In Living Energy, Key-Sook Geum’s fourth solo exhibition at Callan Contemporary, Eastern and Western notions of form and shadow, positive and negative space, unite. In a ravishingly beautiful suite of sculptural objects, Geum weaves together delicately shaped webs of gold and black wire with pearl, coral, amber, and crystal beads, transforming simple but luxuriant materials into a network of intersecting lines, planes, and curves. Working in her studio in Seoul, South Korea, Geum adapts simplified forms from ceremonial dresses, jackets, and vests of 17th and 18th Century Korea and the Qing Dynasty of China (1644-1912). “The shapes and styles of the costumes are interesting to me,” she explains, “because they tell many stories about the people who wore them: their lives and thoughts, aesthetics and philosophies.”
Geum’s artworks, including major commisions for Argo Group and Royal Caribbean International, are included in notable private, corporate, and museum collections and have been exhibited in New York City, Chicago, Berlin, Vienna, Hong Kong, Tokyo, Katmandu, and other cultural hubs worldwide. A professor of textile arts and fashion design at the College of Fine Arts, Hongik University (Seoul), she is fluent in the idioms of traditional Asian aesthetics, contemporary art, and haute couture.
While the semiprecious stones in her sculptures impart an opulent materiality, the pieces are highly conceptual, symbolic, and attuned to spiritual and humanistic ideals that resonate across cultures. “I think many people are interested in visible things,” she notes, “while invisible but more important things are easily ignored. Through my works, I want to express visible features and invisible thoughts or philosophies at the same time.” One way Geum achieves this goal is through her sculptures’ rich interplay of light, form, and shadow. Whether wall-based or as hanging mobiles, they are exquisitely responsive to variations in natural and directional lighting, sending cascades of lattice-like shadows and prismatic light across the spaces in which they are installed. The shadows move subtlely as the forms’ intricate contours flutter on air currents in the room, quivering like flower petals activated by a gentle breeze.
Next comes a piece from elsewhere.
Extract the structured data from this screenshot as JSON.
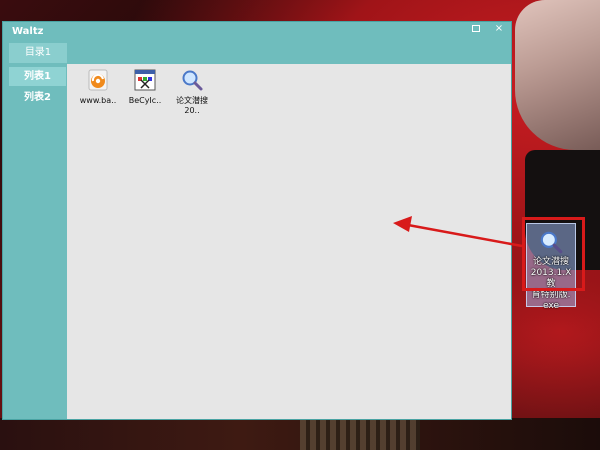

By finessing the dialectic between material and immaterial, static and kinetic, the artist invokes the Asian concept of “qi,” the life-breath or living energy that vibrates within our awareness. In these immaculate forms, Geum invites viewers into a world of contemplation and tranquility, in which distinctions “between the outer shape and inner concept” dissolve.